Tuesday, April 25, 2006
Saturday, April 22, 2006
For whatever reason, blogger isnt letting me post the link. Here's the link from Americablog
A Senate measure to fund the war in Iraq would chop money for troops' night vision equipment and new battle vehicles but add $230 million for a tilt-rotor aircraft that has already cost $18 billion and is still facing safety questions.
Critics maintain that it's still a curious choice to be funded in a bill whose defining purpose is to replace equipment worn out or destroyed in Iraq.
The Osprey, manufactured by Bell Helicopter, a subsidiary of Textron Inc., has been in development since the 1980s and has cost the government $18 billion so far. It has suffered numerous setbacks over the years, including two crashes in 2000 that killed 23 people.
The Marine Corps says the program has gotten back on track since then despite an incident last month in which a V-22 momentarily took flight on its own.
To pay for the Ospreys, the Senate Appropriations Committee - guided by the Corps - cut into funding for night vision goggles, equipment for destroying mines and explosives, fire suppression systems for light armored vehicles and new vehicles that can be transported into battle inside the V-22.

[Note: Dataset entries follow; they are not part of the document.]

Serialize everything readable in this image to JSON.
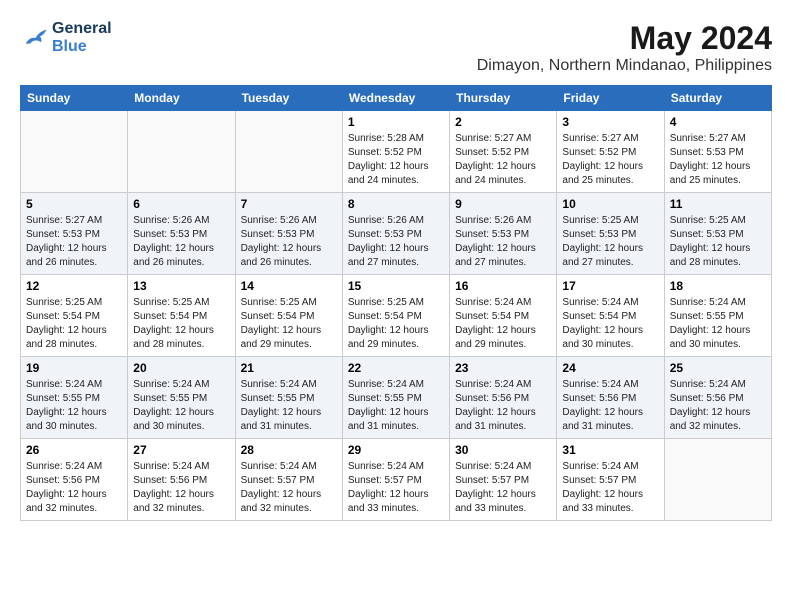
{
  "header": {
    "logo_general": "General",
    "logo_blue": "Blue",
    "month_year": "May 2024",
    "location": "Dimayon, Northern Mindanao, Philippines"
  },
  "days_of_week": [
    "Sunday",
    "Monday",
    "Tuesday",
    "Wednesday",
    "Thursday",
    "Friday",
    "Saturday"
  ],
  "weeks": [
    [
      {
        "day": "",
        "info": ""
      },
      {
        "day": "",
        "info": ""
      },
      {
        "day": "",
        "info": ""
      },
      {
        "day": "1",
        "sunrise": "5:28 AM",
        "sunset": "5:52 PM",
        "daylight": "12 hours and 24 minutes."
      },
      {
        "day": "2",
        "sunrise": "5:27 AM",
        "sunset": "5:52 PM",
        "daylight": "12 hours and 24 minutes."
      },
      {
        "day": "3",
        "sunrise": "5:27 AM",
        "sunset": "5:52 PM",
        "daylight": "12 hours and 25 minutes."
      },
      {
        "day": "4",
        "sunrise": "5:27 AM",
        "sunset": "5:53 PM",
        "daylight": "12 hours and 25 minutes."
      }
    ],
    [
      {
        "day": "5",
        "sunrise": "5:27 AM",
        "sunset": "5:53 PM",
        "daylight": "12 hours and 26 minutes."
      },
      {
        "day": "6",
        "sunrise": "5:26 AM",
        "sunset": "5:53 PM",
        "daylight": "12 hours and 26 minutes."
      },
      {
        "day": "7",
        "sunrise": "5:26 AM",
        "sunset": "5:53 PM",
        "daylight": "12 hours and 26 minutes."
      },
      {
        "day": "8",
        "sunrise": "5:26 AM",
        "sunset": "5:53 PM",
        "daylight": "12 hours and 27 minutes."
      },
      {
        "day": "9",
        "sunrise": "5:26 AM",
        "sunset": "5:53 PM",
        "daylight": "12 hours and 27 minutes."
      },
      {
        "day": "10",
        "sunrise": "5:25 AM",
        "sunset": "5:53 PM",
        "daylight": "12 hours and 27 minutes."
      },
      {
        "day": "11",
        "sunrise": "5:25 AM",
        "sunset": "5:53 PM",
        "daylight": "12 hours and 28 minutes."
      }
    ],
    [
      {
        "day": "12",
        "sunrise": "5:25 AM",
        "sunset": "5:54 PM",
        "daylight": "12 hours and 28 minutes."
      },
      {
        "day": "13",
        "sunrise": "5:25 AM",
        "sunset": "5:54 PM",
        "daylight": "12 hours and 28 minutes."
      },
      {
        "day": "14",
        "sunrise": "5:25 AM",
        "sunset": "5:54 PM",
        "daylight": "12 hours and 29 minutes."
      },
      {
        "day": "15",
        "sunrise": "5:25 AM",
        "sunset": "5:54 PM",
        "daylight": "12 hours and 29 minutes."
      },
      {
        "day": "16",
        "sunrise": "5:24 AM",
        "sunset": "5:54 PM",
        "daylight": "12 hours and 29 minutes."
      },
      {
        "day": "17",
        "sunrise": "5:24 AM",
        "sunset": "5:54 PM",
        "daylight": "12 hours and 30 minutes."
      },
      {
        "day": "18",
        "sunrise": "5:24 AM",
        "sunset": "5:55 PM",
        "daylight": "12 hours and 30 minutes."
      }
    ],
    [
      {
        "day": "19",
        "sunrise": "5:24 AM",
        "sunset": "5:55 PM",
        "daylight": "12 hours and 30 minutes."
      },
      {
        "day": "20",
        "sunrise": "5:24 AM",
        "sunset": "5:55 PM",
        "daylight": "12 hours and 30 minutes."
      },
      {
        "day": "21",
        "sunrise": "5:24 AM",
        "sunset": "5:55 PM",
        "daylight": "12 hours and 31 minutes."
      },
      {
        "day": "22",
        "sunrise": "5:24 AM",
        "sunset": "5:55 PM",
        "daylight": "12 hours and 31 minutes."
      },
      {
        "day": "23",
        "sunrise": "5:24 AM",
        "sunset": "5:56 PM",
        "daylight": "12 hours and 31 minutes."
      },
      {
        "day": "24",
        "sunrise": "5:24 AM",
        "sunset": "5:56 PM",
        "daylight": "12 hours and 31 minutes."
      },
      {
        "day": "25",
        "sunrise": "5:24 AM",
        "sunset": "5:56 PM",
        "daylight": "12 hours and 32 minutes."
      }
    ],
    [
      {
        "day": "26",
        "sunrise": "5:24 AM",
        "sunset": "5:56 PM",
        "daylight": "12 hours and 32 minutes."
      },
      {
        "day": "27",
        "sunrise": "5:24 AM",
        "sunset": "5:56 PM",
        "daylight": "12 hours and 32 minutes."
      },
      {
        "day": "28",
        "sunrise": "5:24 AM",
        "sunset": "5:57 PM",
        "daylight": "12 hours and 32 minutes."
      },
      {
        "day": "29",
        "sunrise": "5:24 AM",
        "sunset": "5:57 PM",
        "daylight": "12 hours and 33 minutes."
      },
      {
        "day": "30",
        "sunrise": "5:24 AM",
        "sunset": "5:57 PM",
        "daylight": "12 hours and 33 minutes."
      },
      {
        "day": "31",
        "sunrise": "5:24 AM",
        "sunset": "5:57 PM",
        "daylight": "12 hours and 33 minutes."
      },
      {
        "day": "",
        "info": ""
      }
    ]
  ],
  "labels": {
    "sunrise": "Sunrise:",
    "sunset": "Sunset:",
    "daylight": "Daylight:"
  }
}
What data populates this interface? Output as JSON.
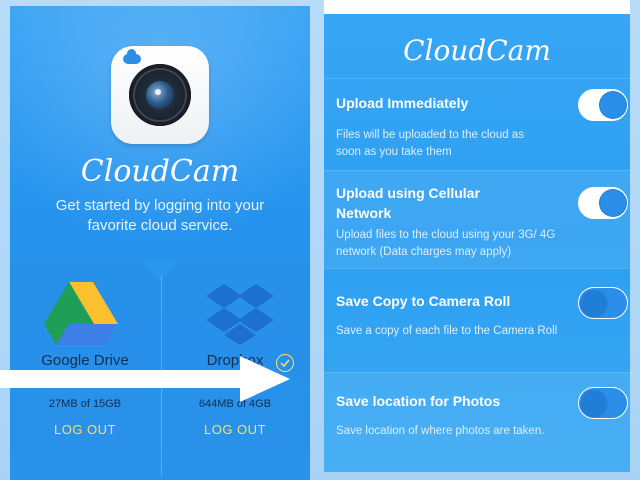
{
  "left": {
    "app_name": "CloudCam",
    "tagline": "Get started by logging into your favorite cloud service.",
    "services": [
      {
        "name": "Google Drive",
        "usage": "27MB of 15GB",
        "action": "LOG OUT"
      },
      {
        "name": "Dropbox",
        "usage": "644MB of 4GB",
        "action": "LOG OUT"
      }
    ]
  },
  "right": {
    "app_name": "CloudCam",
    "settings": [
      {
        "title": "Upload Immediately",
        "desc": "Files will be uploaded to the cloud as soon as you take them",
        "enabled": true
      },
      {
        "title": "Upload using Cellular Network",
        "desc": "Upload files to the cloud using your 3G/ 4G network (Data charges may apply)",
        "enabled": true
      },
      {
        "title": "Save Copy to Camera Roll",
        "desc": "Save a copy of each file to the Camera Roll",
        "enabled": false
      },
      {
        "title": "Save location for Photos",
        "desc": "Save location of where photos are taken.",
        "enabled": false
      }
    ]
  },
  "colors": {
    "accent": "#2b8ee8",
    "logout": "#f3e36a"
  }
}
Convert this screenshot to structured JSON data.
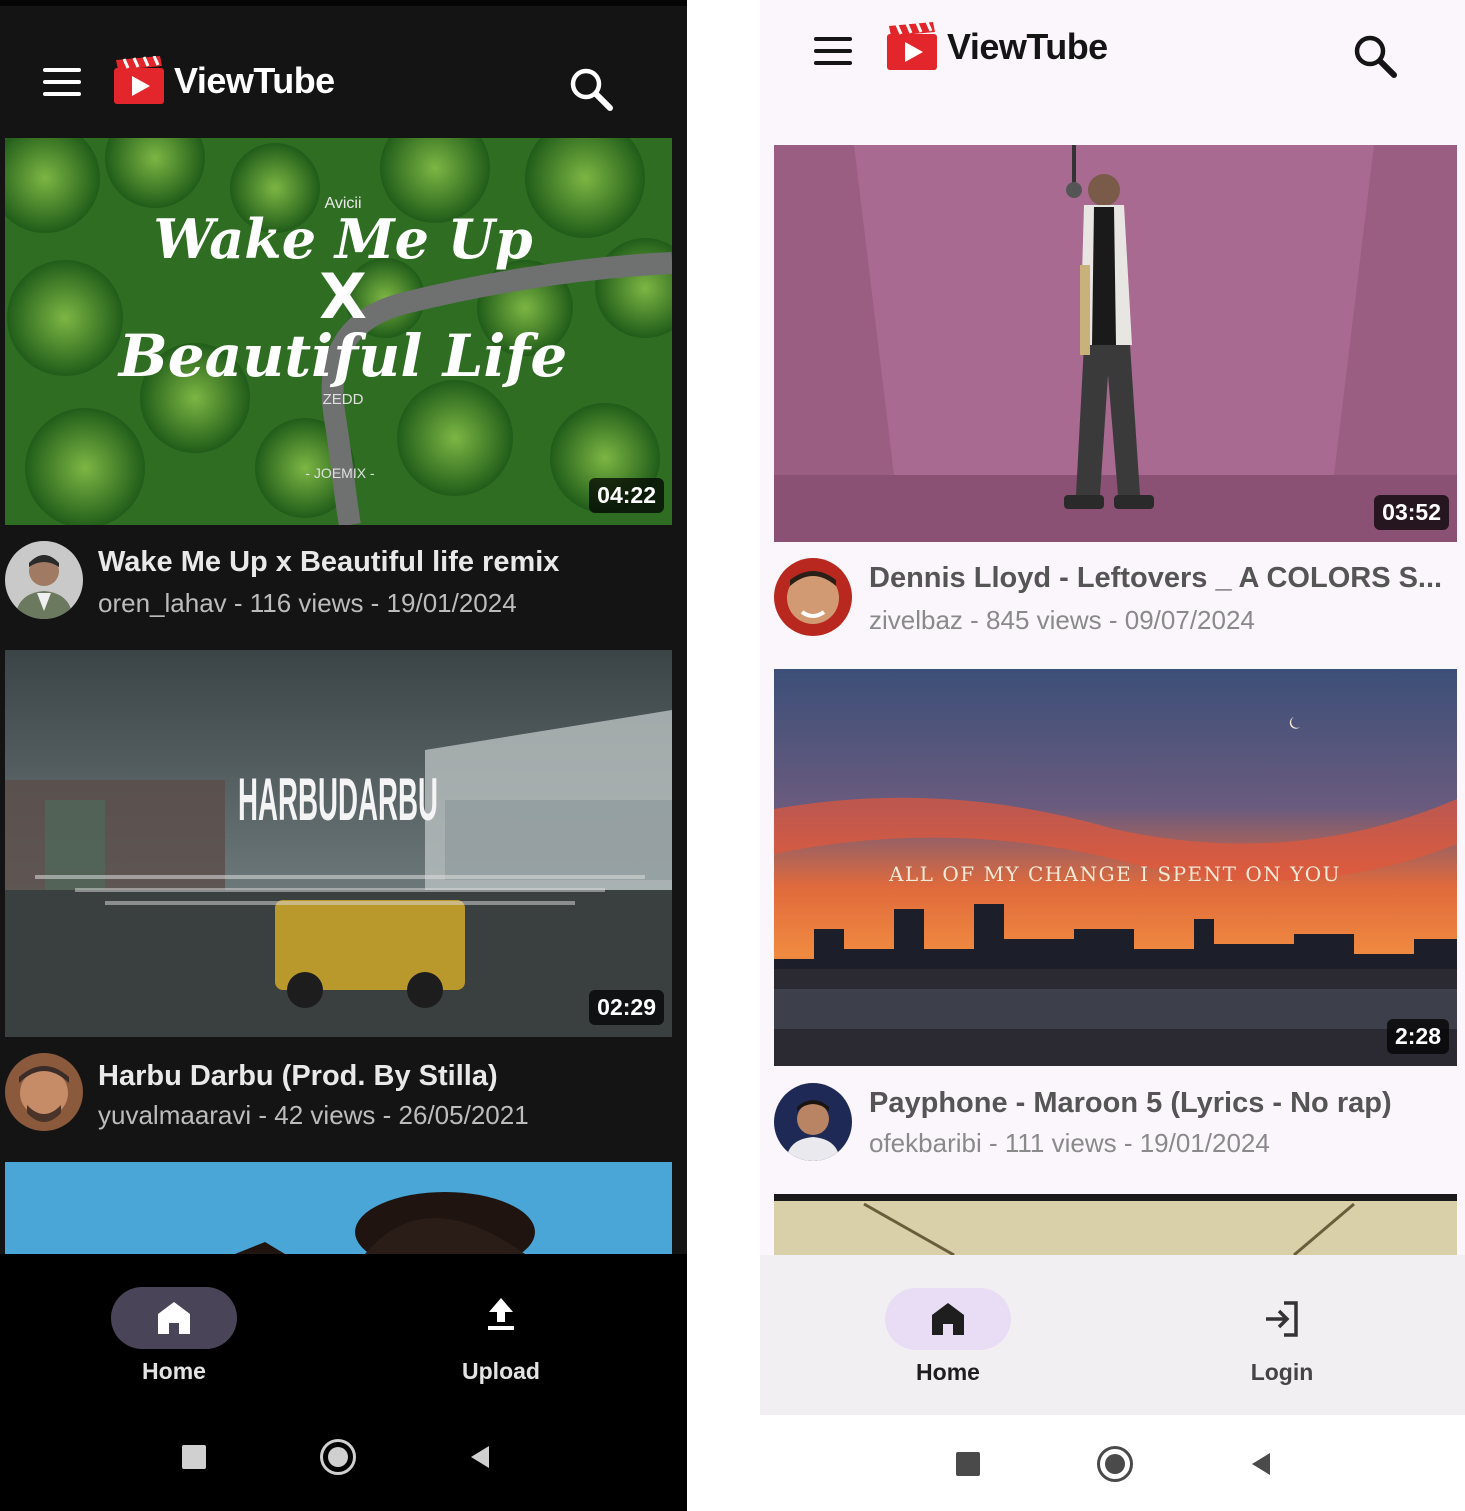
{
  "dark_screen": {
    "app_name": "ViewTube",
    "videos": [
      {
        "title": "Wake Me Up x Beautiful life remix",
        "meta": "oren_lahav - 116 views - 19/01/2024",
        "duration": "04:22",
        "thumbnail_text": {
          "top": "Avicii",
          "line1": "Wake Me Up",
          "x": "X",
          "line2": "Beautiful Life",
          "bottom": "ZEDD",
          "credit": "- JOEMIX -"
        }
      },
      {
        "title": "Harbu Darbu (Prod. By Stilla)",
        "meta": "yuvalmaaravi - 42 views - 26/05/2021",
        "duration": "02:29",
        "thumbnail_text": {
          "title": "HARBUDARBU"
        }
      }
    ],
    "nav": [
      {
        "label": "Home",
        "icon": "home-icon",
        "active": true
      },
      {
        "label": "Upload",
        "icon": "upload-icon",
        "active": false
      }
    ]
  },
  "light_screen": {
    "app_name": "ViewTube",
    "videos": [
      {
        "title": "Dennis Lloyd - Leftovers _ A COLORS S...",
        "meta": "zivelbaz - 845 views - 09/07/2024",
        "duration": "03:52"
      },
      {
        "title": "Payphone - Maroon 5 (Lyrics - No rap)",
        "meta": "ofekbaribi - 111 views - 19/01/2024",
        "duration": "2:28",
        "thumbnail_text": {
          "caption": "ALL OF MY CHANGE I SPENT ON YOU"
        }
      }
    ],
    "nav": [
      {
        "label": "Home",
        "icon": "home-icon",
        "active": true
      },
      {
        "label": "Login",
        "icon": "login-icon",
        "active": false
      }
    ]
  },
  "colors": {
    "brand_red": "#e3262b",
    "dark_bg": "#141414",
    "light_bg": "#fbf6fc",
    "dark_active_pill": "#4a4458",
    "light_active_pill": "#e9ddf6"
  }
}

The panel insists the equipment cuts won't affect readiness.
"They've hijacked the bill to spend money on their toys," said Steve Ellis of Taxpayers for Common Sense, a budget watchdog group. "You have the V-22, which isn't even ready for fielding and it's getting money in the supplemental."
The V-22 is but one example of the Pentagon and lawmakers using the mammoth bill to skirt limits on the already rapidly growing defense budget.
For example, there's more than $3 billion in funding for an ongoing overhaul of the Army that the Pentagon admits isn't directly related to fighting the war.
Meanwhile, senators have added $228 million to procure seven C-17 Air Force cargo planes that can't be completed until 2008 at the earliest - and would eventually cost a total of almost $2 billion.
The C-17 cargo plane is manufactured in Long Beach, Calif., by Boeing Co. The line there is now slated to close in 2008 with the completion of a 180-plane inventory. Instead, the $228 million would purchase parts as a downpayment for building seven more planes. It would take at least another $1.6 billion to finish the job.
"If it goes through, you basically force the Air Force to buy another seven planes," said a lobbyist for a rival defense contractor.
Great! Just fucking great!
Great! Just fucking great!
Is it just me, or is it kinda strange that they tossed McClellan overboard without having a replacement in place already? The only thing the Bushistas can claim is rigid organization and operational control and apparently that is now gone too. So they've got nada.
Friday, April 21, 2006
Monday, April 03, 2006
My own explanation is that American immigrant communities, even Arab and Muslim ones, are not very radicalized. (Even if such an attack does take place, the fact that 4 1/2 years have gone by without one provides some proof of this contention.) Compared with every other country in the world, America does immigration superbly. Do we really want to junk that for the French approach?
I dont have the answer to the problem (yet, anyway). But surely aping the far less successful methods of our EU friends is not the way to go.
If they can get DeLay, they can get anyone. And, hopefully, with Tom's cooperation, they will!